Data, or capital that you can’t see or smell, isn’t new. What is new in the digital era is the ability to produce commodities with no or almost no input of human labor.
Avent writes: “Machine-learning programs are an odd form of quasi-labor, trained on data generated by people to do tasks previously done by people. Yet they are owned and controlled by firms in the same way a truck or computer would be.”
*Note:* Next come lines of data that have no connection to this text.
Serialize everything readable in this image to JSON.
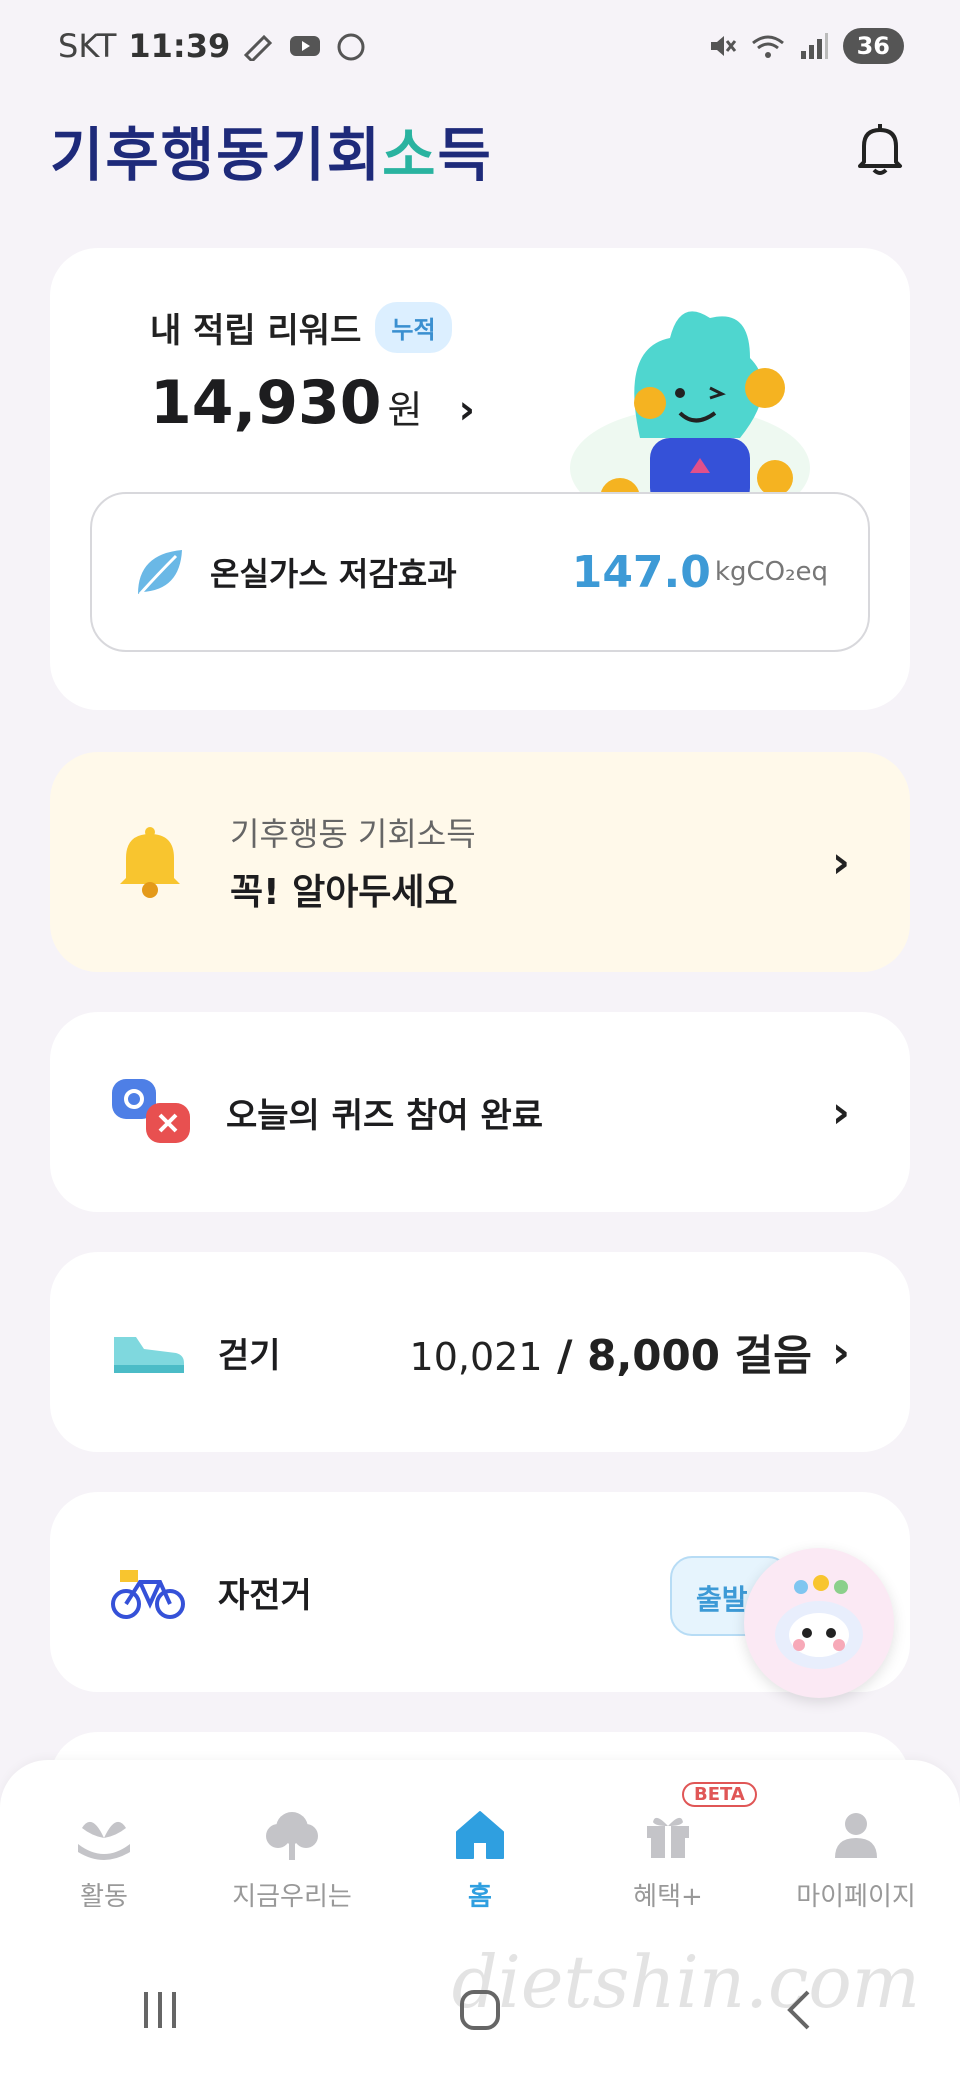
{
  "status_bar": {
    "carrier": "SKT",
    "time": "11:39",
    "battery": "36"
  },
  "header": {
    "logo_prefix": "기후행동기회",
    "logo_accent": "소",
    "logo_suffix": "득"
  },
  "reward": {
    "title": "내 적립 리워드",
    "tag": "누적",
    "amount": "14,930",
    "unit": "원",
    "arrow": "›"
  },
  "ghg": {
    "label": "온실가스 저감효과",
    "value": "147.0",
    "unit": "kgCO₂eq"
  },
  "notice": {
    "subtitle": "기후행동 기회소득",
    "title": "꼭! 알아두세요",
    "chevron": "›"
  },
  "quiz": {
    "label": "오늘의 퀴즈 참여 완료",
    "chevron": "›"
  },
  "walk": {
    "label": "걷기",
    "current": "10,021",
    "separator": " / ",
    "goal": "8,000 걸음",
    "chevron": "›"
  },
  "bike": {
    "label": "자전거",
    "button": "출발"
  },
  "nav": {
    "items": [
      {
        "label": "활동"
      },
      {
        "label": "지금우리는"
      },
      {
        "label": "홈"
      },
      {
        "label": "혜택+",
        "badge": "BETA"
      },
      {
        "label": "마이페이지"
      }
    ]
  },
  "watermark": "dietshin.com",
  "colors": {
    "brand_navy": "#1e2a7a",
    "brand_teal": "#2ab3a0",
    "accent_blue": "#3d9ad6",
    "notice_bg": "#fff9ea",
    "beta_red": "#e05656"
  }
}
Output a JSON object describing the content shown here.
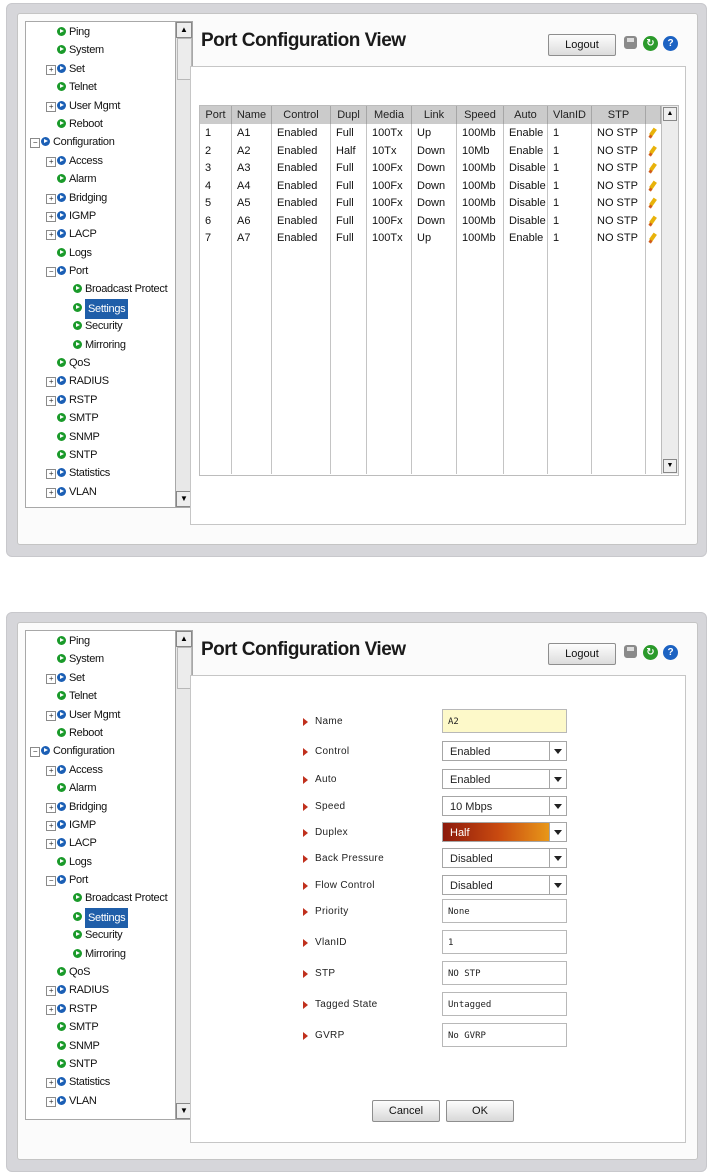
{
  "page": {
    "title": "Port Configuration View",
    "logout_label": "Logout"
  },
  "icons": {
    "save": "save-icon",
    "refresh": "refresh-icon",
    "help": "help-icon"
  },
  "tree": [
    {
      "label": "Ping",
      "level": 2,
      "bullet": "green"
    },
    {
      "label": "System",
      "level": 2,
      "bullet": "green"
    },
    {
      "label": "Set",
      "level": 2,
      "bullet": "blue",
      "expander": "+"
    },
    {
      "label": "Telnet",
      "level": 2,
      "bullet": "green"
    },
    {
      "label": "User Mgmt",
      "level": 2,
      "bullet": "blue",
      "expander": "+"
    },
    {
      "label": "Reboot",
      "level": 2,
      "bullet": "green"
    },
    {
      "label": "Configuration",
      "level": 1,
      "bullet": "blue",
      "expander": "−"
    },
    {
      "label": "Access",
      "level": 2,
      "bullet": "blue",
      "expander": "+"
    },
    {
      "label": "Alarm",
      "level": 2,
      "bullet": "green"
    },
    {
      "label": "Bridging",
      "level": 2,
      "bullet": "blue",
      "expander": "+"
    },
    {
      "label": "IGMP",
      "level": 2,
      "bullet": "blue",
      "expander": "+"
    },
    {
      "label": "LACP",
      "level": 2,
      "bullet": "blue",
      "expander": "+"
    },
    {
      "label": "Logs",
      "level": 2,
      "bullet": "green"
    },
    {
      "label": "Port",
      "level": 2,
      "bullet": "blue",
      "expander": "−"
    },
    {
      "label": "Broadcast Protect",
      "level": 3,
      "bullet": "green"
    },
    {
      "label": "Settings",
      "level": 3,
      "bullet": "green",
      "selected": true
    },
    {
      "label": "Security",
      "level": 3,
      "bullet": "green"
    },
    {
      "label": "Mirroring",
      "level": 3,
      "bullet": "green"
    },
    {
      "label": "QoS",
      "level": 2,
      "bullet": "green"
    },
    {
      "label": "RADIUS",
      "level": 2,
      "bullet": "blue",
      "expander": "+"
    },
    {
      "label": "RSTP",
      "level": 2,
      "bullet": "blue",
      "expander": "+"
    },
    {
      "label": "SMTP",
      "level": 2,
      "bullet": "green"
    },
    {
      "label": "SNMP",
      "level": 2,
      "bullet": "green"
    },
    {
      "label": "SNTP",
      "level": 2,
      "bullet": "green"
    },
    {
      "label": "Statistics",
      "level": 2,
      "bullet": "blue",
      "expander": "+"
    },
    {
      "label": "VLAN",
      "level": 2,
      "bullet": "blue",
      "expander": "+"
    }
  ],
  "port_table": {
    "columns": [
      "Port",
      "Name",
      "Control",
      "Dupl",
      "Media",
      "Link",
      "Speed",
      "Auto",
      "VlanID",
      "STP"
    ],
    "rows": [
      [
        "1",
        "A1",
        "Enabled",
        "Full",
        "100Tx",
        "Up",
        "100Mb",
        "Enable",
        "1",
        "NO STP"
      ],
      [
        "2",
        "A2",
        "Enabled",
        "Half",
        "10Tx",
        "Down",
        "10Mb",
        "Enable",
        "1",
        "NO STP"
      ],
      [
        "3",
        "A3",
        "Enabled",
        "Full",
        "100Fx",
        "Down",
        "100Mb",
        "Disable",
        "1",
        "NO STP"
      ],
      [
        "4",
        "A4",
        "Enabled",
        "Full",
        "100Fx",
        "Down",
        "100Mb",
        "Disable",
        "1",
        "NO STP"
      ],
      [
        "5",
        "A5",
        "Enabled",
        "Full",
        "100Fx",
        "Down",
        "100Mb",
        "Disable",
        "1",
        "NO STP"
      ],
      [
        "6",
        "A6",
        "Enabled",
        "Full",
        "100Fx",
        "Down",
        "100Mb",
        "Disable",
        "1",
        "NO STP"
      ],
      [
        "7",
        "A7",
        "Enabled",
        "Full",
        "100Tx",
        "Up",
        "100Mb",
        "Enable",
        "1",
        "NO STP"
      ]
    ],
    "edit_icon": "pencil-icon"
  },
  "edit_form": {
    "fields": [
      {
        "label": "Name",
        "type": "text",
        "value": "A2",
        "highlight": true
      },
      {
        "label": "Control",
        "type": "select",
        "value": "Enabled"
      },
      {
        "label": "Auto",
        "type": "select",
        "value": "Enabled"
      },
      {
        "label": "Speed",
        "type": "select",
        "value": "10 Mbps"
      },
      {
        "label": "Duplex",
        "type": "select",
        "value": "Half",
        "active": true
      },
      {
        "label": "Back Pressure",
        "type": "select",
        "value": "Disabled"
      },
      {
        "label": "Flow Control",
        "type": "select",
        "value": "Disabled"
      },
      {
        "label": "Priority",
        "type": "text",
        "value": "None"
      },
      {
        "label": "VlanID",
        "type": "text",
        "value": "1"
      },
      {
        "label": "STP",
        "type": "text",
        "value": "NO STP"
      },
      {
        "label": "Tagged State",
        "type": "text",
        "value": "Untagged"
      },
      {
        "label": "GVRP",
        "type": "text",
        "value": "No GVRP"
      }
    ],
    "cancel_label": "Cancel",
    "ok_label": "OK"
  },
  "colors": {
    "selected_item": "#1f5ea9",
    "label_arrow": "#c0301d",
    "active_select": "#c94a10"
  }
}
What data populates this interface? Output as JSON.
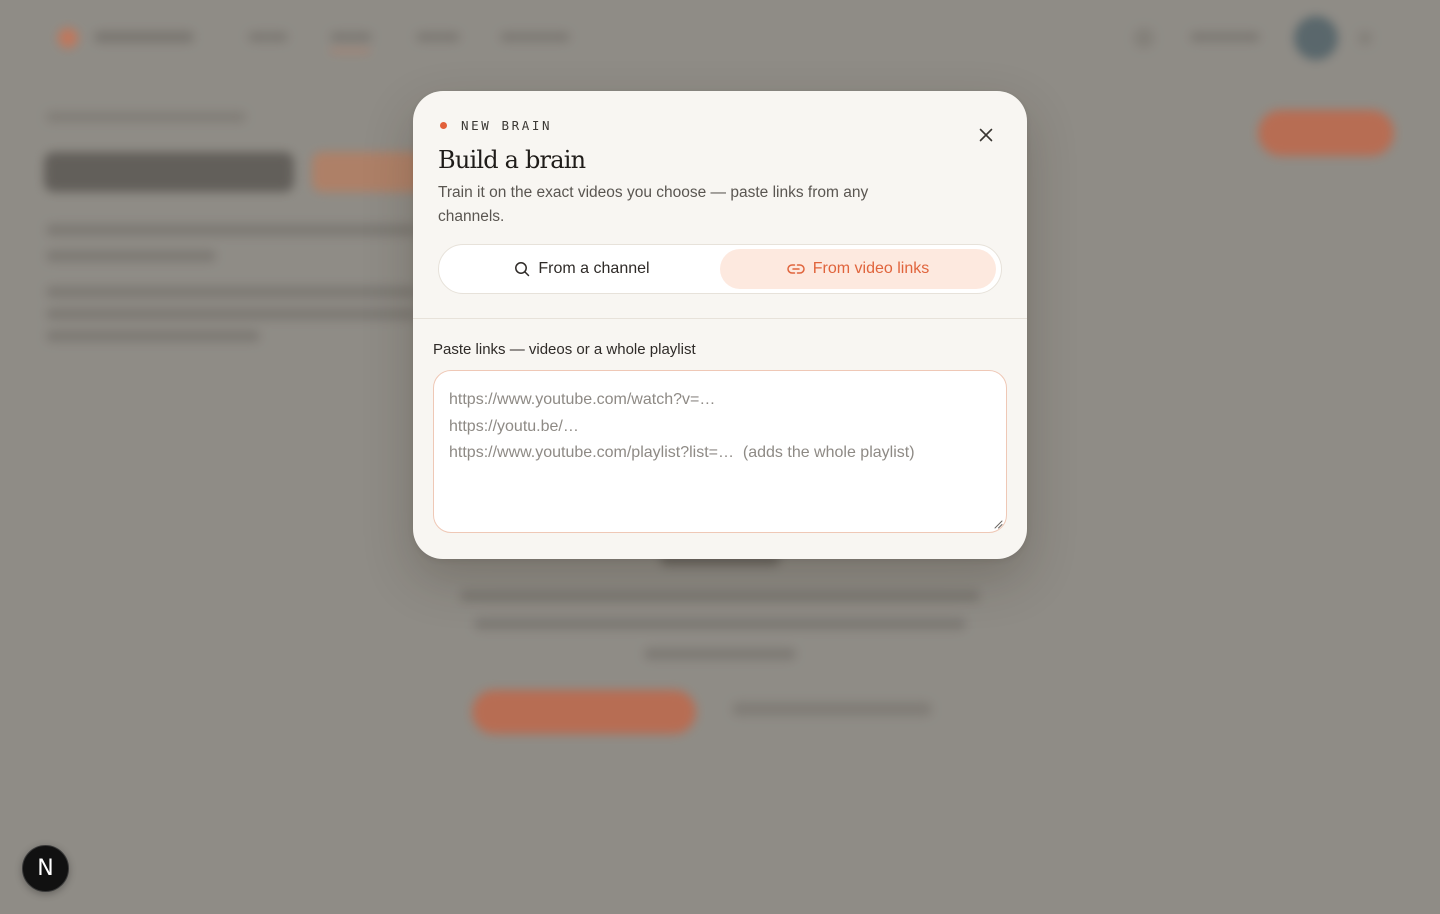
{
  "modal": {
    "eyebrow": "NEW BRAIN",
    "title": "Build a brain",
    "description": "Train it on the exact videos you choose — paste links from any channels.",
    "tabs": [
      {
        "label": "From a channel",
        "icon": "search-icon",
        "active": false
      },
      {
        "label": "From video links",
        "icon": "link-icon",
        "active": true
      }
    ],
    "field_label": "Paste links — videos or a whole playlist",
    "textarea_placeholder": "https://www.youtube.com/watch?v=…\nhttps://youtu.be/…\nhttps://www.youtube.com/playlist?list=…  (adds the whole playlist)",
    "textarea_value": ""
  },
  "badge": {
    "letter": "N"
  },
  "colors": {
    "accent": "#e2603a",
    "accent_soft": "#fde9df",
    "modal_bg": "#f8f6f2",
    "overlay": "#8f8c86"
  }
}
Here Avent has named a crucial contradiction of the current system: We are moving quickly toward more privately owned production without human labor. However, while Avent names the contradiction, he doesn’t take the argument to its logical conclusion. As automation advances, less human labor is needed. More and more people will be thrown out of work or be required to work harder and faster for lower wages, forced to compete against machines. The capitalist who wants to “be nice” and pay his workers “a fair day’s pay for a fair day’s work” will be driven out of business. Continually lowering costs is the only way for an individual capitalist to survive in a competitive market. Lower profits translate into capital flight by investors and spell ruin for the capitalist.
From the perspective of capital, the prospect of large numbers of people being out of work is potentially disastrous. Here are two reasons.
First, capitalists need people to go to work and get money to buy what they’re selling, or else the whole cycle of production comes to a halt. Second, large numbers of people out of work get hungry and desperate. They can take measures like marching, blocking roads and taking what they need from stores, and in history have been known to make revolutions to appropriate capitalists’ property. While Avent describes digital capitalism as dangerous for workers, it is in fact dangerous for capitalists as well.
Avent takes another pass at the idea that technology is replacing human workers. He writes that AI “is very nearly a pure substitute for labor.” This could have been the beginning of an acknowledgement that the current system is done for, that it has outlasted its usefulness to humanity. He could have challenged his readers to imagine an economic system in which everyone could benefit from our collective intelligence and labor.
Yet Avent takes the argument in the opposite direction. He writes: “As it [AI] spreads across the economy, labor will lose both leverage within the workplace and the moral claim to a share of the economy’s profits that working provides.”
He is correct about labor losing leverage in the workplace. Union jobs continue to decline, and right-to-work laws and the recent Janus v. AFSCME ruling have dealt further blows to organized labor’s ability to defend itself against the tidal wave of capital.
Where he is dangerously and insidiously wrong is the suggestion that people who don’t or can’t work will lose a “moral claim the economy’s profits.” First, our right to exist does not depend on our relationship to the economy. There is a higher moral law that society must respond to: everybody has a right to live. We can’t be tricked into thinking that our only value in the world is based on being able to go to work. Second, all of the technology that is now replacing workers was created by workers. We all have a right to what our class has collectively produced.
Avent’s article finishes with a series of improbable proposals about making information accessible to all as a way to deal with the deepening crisis. Because he has started with an incorrect explanation for what capital is and how capitalism works, he can’t possibly propose logical solutions to the problems capitalism causes.
To the end, Avent is more concerned with saving capitalism than saving people hurt by capitalism. Rather than “a new capitalism,” our collective proposes an alternate ending. With new capital comes the potential for the end of capitalism—and a new system that all of the working class could warm to.